** Exercise **
In the data below, locate each line with the word "label" and list it.

Information given below:

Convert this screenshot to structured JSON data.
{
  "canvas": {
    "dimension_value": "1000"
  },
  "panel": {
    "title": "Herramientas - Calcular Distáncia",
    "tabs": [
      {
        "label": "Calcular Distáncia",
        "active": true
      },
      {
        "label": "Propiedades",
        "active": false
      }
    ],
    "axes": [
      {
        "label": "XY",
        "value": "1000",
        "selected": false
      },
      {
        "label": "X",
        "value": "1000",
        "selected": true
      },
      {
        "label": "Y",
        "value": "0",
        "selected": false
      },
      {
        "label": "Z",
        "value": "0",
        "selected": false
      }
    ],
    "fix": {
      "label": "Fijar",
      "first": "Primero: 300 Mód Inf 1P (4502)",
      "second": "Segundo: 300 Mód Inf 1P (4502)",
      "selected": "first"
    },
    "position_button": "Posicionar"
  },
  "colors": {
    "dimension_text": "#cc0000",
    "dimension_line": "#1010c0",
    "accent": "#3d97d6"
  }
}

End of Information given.

** Answer for the task **
        "label": "Calcular Distáncia",
        "label": "Propiedades",
        "label": "XY",
        "label": "X",
        "label": "Y",
        "label": "Z",
      "label": "Fijar",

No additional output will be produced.